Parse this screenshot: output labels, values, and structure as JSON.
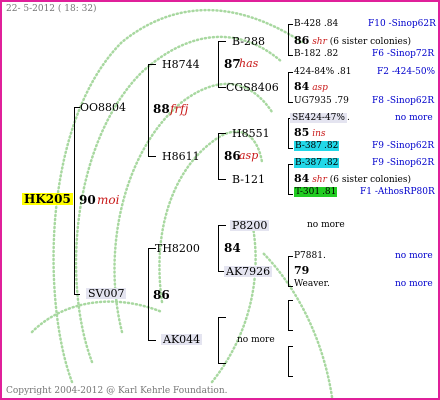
{
  "header": {
    "date_label": "22-  5-2012 ( 18: 32)"
  },
  "footer": {
    "copyright": "Copyright 2004-2012 @ Karl Kehrle Foundation."
  },
  "colors": {
    "border": "#e0209a",
    "yellow": "#ffff00",
    "cyan": "#22d8e8",
    "green": "#22cc22",
    "watermark": "#a8d8a0"
  },
  "root": {
    "id": "HK205",
    "number": "90",
    "tag": "moi"
  },
  "gen1": {
    "sire": {
      "id": "OO8804",
      "number": "88",
      "tag": "frfj"
    },
    "dam": {
      "id": "SV007",
      "number": "86"
    }
  },
  "gen2": {
    "a": {
      "id": "H8744",
      "number": "87",
      "tag": "has"
    },
    "b": {
      "id": "H8611",
      "number": "86",
      "tag": "asp"
    },
    "c": {
      "id": "TH8200",
      "number": "84"
    },
    "d": {
      "id": "AK044",
      "no_more": "no more"
    }
  },
  "gen3": {
    "a1": "B-288",
    "a2": "CGS8406",
    "b1": "H8551",
    "b1_number": "85",
    "b1_tag": "ins",
    "b2": "B-121",
    "c1": "P8200",
    "c1_no_more": "no more",
    "c2": "AK7926",
    "c2_number": "79"
  },
  "gen4": {
    "r1": {
      "name": "B-428",
      "num": ".84",
      "src": "F10 -Sinop62R"
    },
    "r2": {
      "num": "86",
      "tag": "shr",
      "note": "(6 sister colonies)"
    },
    "r3": {
      "name": "B-182",
      "num": ".82",
      "src": "F6 -Sinop72R"
    },
    "r4": {
      "name": "424-84%",
      "num": ".81",
      "src": "F2 -424-50%"
    },
    "r5": {
      "num": "84",
      "tag": "asp"
    },
    "r6": {
      "name": "UG7935",
      "num": ".79",
      "src": "F8 -Sinop62R"
    },
    "r7": {
      "name": "SE424-47%",
      "num": ".",
      "src": "no more"
    },
    "r8": {
      "num": "85",
      "tag": "ins"
    },
    "r9": {
      "name": "B-387",
      "num": ".82",
      "src": "F9 -Sinop62R"
    },
    "r10": {
      "name": "B-387",
      "num": ".82",
      "src": "F9 -Sinop62R"
    },
    "r11": {
      "num": "84",
      "tag": "shr",
      "note": "(6 sister colonies)"
    },
    "r12": {
      "name": "T-301",
      "num": ".81",
      "src": "F1 -AthosRP80R"
    },
    "r13": {
      "name": "P7881",
      "num": ".",
      "src": "no more"
    },
    "r14": {
      "num": "79"
    },
    "r15": {
      "name": "Weaver",
      "num": ".",
      "src": "no more"
    }
  }
}
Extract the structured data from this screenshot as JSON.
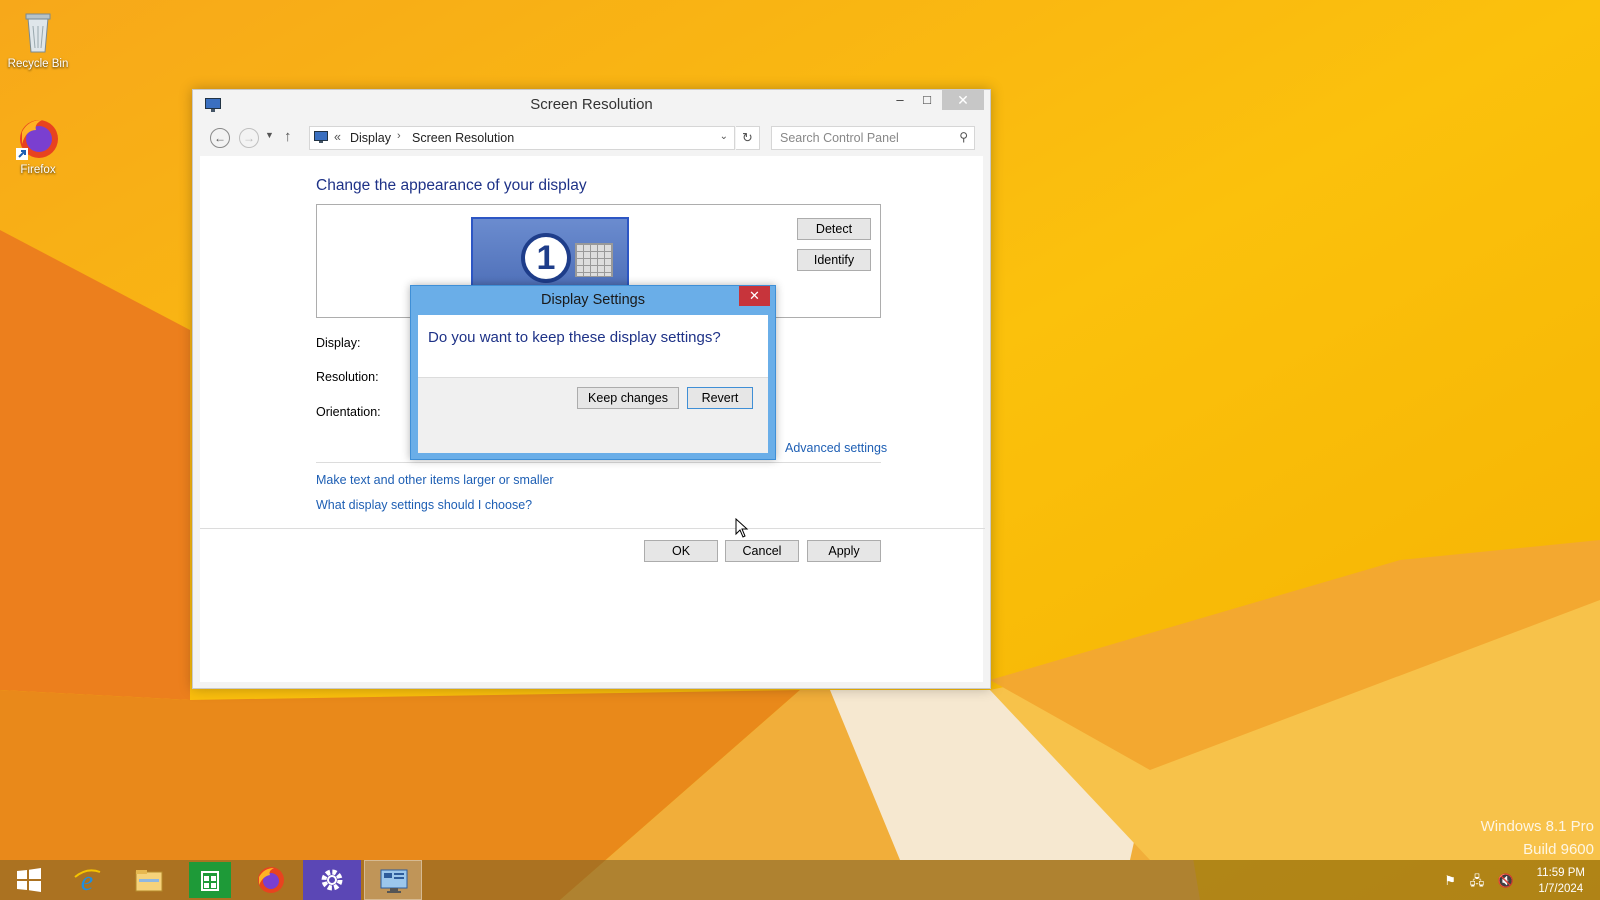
{
  "desktop": {
    "icons": [
      {
        "label": "Recycle Bin",
        "icon": "recycle-bin-icon"
      },
      {
        "label": "Firefox",
        "icon": "firefox-icon"
      }
    ],
    "watermark": {
      "line1": "Windows 8.1 Pro",
      "line2": "Build 9600"
    }
  },
  "window": {
    "title": "Screen Resolution",
    "controls": {
      "minimize": "–",
      "maximize": "□",
      "close": "✕"
    },
    "address": {
      "chevron": "«",
      "crumbs": [
        "Display",
        "Screen Resolution"
      ],
      "separator": "›"
    },
    "search": {
      "placeholder": "Search Control Panel"
    },
    "heading": "Change the appearance of your display",
    "monitor": {
      "number": "1"
    },
    "buttons": {
      "detect": "Detect",
      "identify": "Identify",
      "ok": "OK",
      "cancel": "Cancel",
      "apply": "Apply"
    },
    "fields": {
      "display": "Display:",
      "resolution": "Resolution:",
      "orientation": "Orientation:"
    },
    "links": {
      "advanced": "Advanced settings",
      "text_size": "Make text and other items larger or smaller",
      "which_settings": "What display settings should I choose?"
    }
  },
  "dialog": {
    "title": "Display Settings",
    "close": "✕",
    "question": "Do you want to keep these display settings?",
    "keep_label": "Keep changes",
    "revert_label": "Revert"
  },
  "taskbar": {
    "items": [
      {
        "name": "start",
        "icon": "windows-logo-icon"
      },
      {
        "name": "internet-explorer",
        "icon": "internet-explorer-icon"
      },
      {
        "name": "file-explorer",
        "icon": "folder-icon"
      },
      {
        "name": "store",
        "icon": "store-icon"
      },
      {
        "name": "firefox",
        "icon": "firefox-icon"
      },
      {
        "name": "settings",
        "icon": "gear-icon"
      },
      {
        "name": "control-panel",
        "icon": "control-panel-icon"
      }
    ],
    "clock": {
      "time": "11:59 PM",
      "date": "1/7/2024"
    }
  },
  "colors": {
    "accent": "#1e3287",
    "link": "#1e5fb4",
    "dialog_frame": "#6aaee8",
    "close_red": "#c7343b"
  }
}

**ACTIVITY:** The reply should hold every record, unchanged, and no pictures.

**RESULT OF THIS EXERCISE:**
Parse this screenshot: output labels, values, and structure as JSON.
{
  "header": {
    "date_label": "22-  5-2012 ( 18: 32)"
  },
  "footer": {
    "copyright": "Copyright 2004-2012 @ Karl Kehrle Foundation."
  },
  "colors": {
    "border": "#e0209a",
    "yellow": "#ffff00",
    "cyan": "#22d8e8",
    "green": "#22cc22",
    "watermark": "#a8d8a0"
  },
  "root": {
    "id": "HK205",
    "number": "90",
    "tag": "moi"
  },
  "gen1": {
    "sire": {
      "id": "OO8804",
      "number": "88",
      "tag": "frfj"
    },
    "dam": {
      "id": "SV007",
      "number": "86"
    }
  },
  "gen2": {
    "a": {
      "id": "H8744",
      "number": "87",
      "tag": "has"
    },
    "b": {
      "id": "H8611",
      "number": "86",
      "tag": "asp"
    },
    "c": {
      "id": "TH8200",
      "number": "84"
    },
    "d": {
      "id": "AK044",
      "no_more": "no more"
    }
  },
  "gen3": {
    "a1": "B-288",
    "a2": "CGS8406",
    "b1": "H8551",
    "b1_number": "85",
    "b1_tag": "ins",
    "b2": "B-121",
    "c1": "P8200",
    "c1_no_more": "no more",
    "c2": "AK7926",
    "c2_number": "79"
  },
  "gen4": {
    "r1": {
      "name": "B-428",
      "num": ".84",
      "src": "F10 -Sinop62R"
    },
    "r2": {
      "num": "86",
      "tag": "shr",
      "note": "(6 sister colonies)"
    },
    "r3": {
      "name": "B-182",
      "num": ".82",
      "src": "F6 -Sinop72R"
    },
    "r4": {
      "name": "424-84%",
      "num": ".81",
      "src": "F2 -424-50%"
    },
    "r5": {
      "num": "84",
      "tag": "asp"
    },
    "r6": {
      "name": "UG7935",
      "num": ".79",
      "src": "F8 -Sinop62R"
    },
    "r7": {
      "name": "SE424-47%",
      "num": ".",
      "src": "no more"
    },
    "r8": {
      "num": "85",
      "tag": "ins"
    },
    "r9": {
      "name": "B-387",
      "num": ".82",
      "src": "F9 -Sinop62R"
    },
    "r10": {
      "name": "B-387",
      "num": ".82",
      "src": "F9 -Sinop62R"
    },
    "r11": {
      "num": "84",
      "tag": "shr",
      "note": "(6 sister colonies)"
    },
    "r12": {
      "name": "T-301",
      "num": ".81",
      "src": "F1 -AthosRP80R"
    },
    "r13": {
      "name": "P7881",
      "num": ".",
      "src": "no more"
    },
    "r14": {
      "num": "79"
    },
    "r15": {
      "name": "Weaver",
      "num": ".",
      "src": "no more"
    }
  }
}
Extract the structured data from this screenshot as JSON.
{
  "desktop": {
    "icons": [
      {
        "label": "Recycle Bin",
        "icon": "recycle-bin-icon"
      },
      {
        "label": "Firefox",
        "icon": "firefox-icon"
      }
    ],
    "watermark": {
      "line1": "Windows 8.1 Pro",
      "line2": "Build 9600"
    }
  },
  "window": {
    "title": "Screen Resolution",
    "controls": {
      "minimize": "–",
      "maximize": "□",
      "close": "✕"
    },
    "address": {
      "chevron": "«",
      "crumbs": [
        "Display",
        "Screen Resolution"
      ],
      "separator": "›"
    },
    "search": {
      "placeholder": "Search Control Panel"
    },
    "heading": "Change the appearance of your display",
    "monitor": {
      "number": "1"
    },
    "buttons": {
      "detect": "Detect",
      "identify": "Identify",
      "ok": "OK",
      "cancel": "Cancel",
      "apply": "Apply"
    },
    "fields": {
      "display": "Display:",
      "resolution": "Resolution:",
      "orientation": "Orientation:"
    },
    "links": {
      "advanced": "Advanced settings",
      "text_size": "Make text and other items larger or smaller",
      "which_settings": "What display settings should I choose?"
    }
  },
  "dialog": {
    "title": "Display Settings",
    "close": "✕",
    "question": "Do you want to keep these display settings?",
    "keep_label": "Keep changes",
    "revert_label": "Revert"
  },
  "taskbar": {
    "items": [
      {
        "name": "start",
        "icon": "windows-logo-icon"
      },
      {
        "name": "internet-explorer",
        "icon": "internet-explorer-icon"
      },
      {
        "name": "file-explorer",
        "icon": "folder-icon"
      },
      {
        "name": "store",
        "icon": "store-icon"
      },
      {
        "name": "firefox",
        "icon": "firefox-icon"
      },
      {
        "name": "settings",
        "icon": "gear-icon"
      },
      {
        "name": "control-panel",
        "icon": "control-panel-icon"
      }
    ],
    "clock": {
      "time": "11:59 PM",
      "date": "1/7/2024"
    }
  },
  "colors": {
    "accent": "#1e3287",
    "link": "#1e5fb4",
    "dialog_frame": "#6aaee8",
    "close_red": "#c7343b"
  }
}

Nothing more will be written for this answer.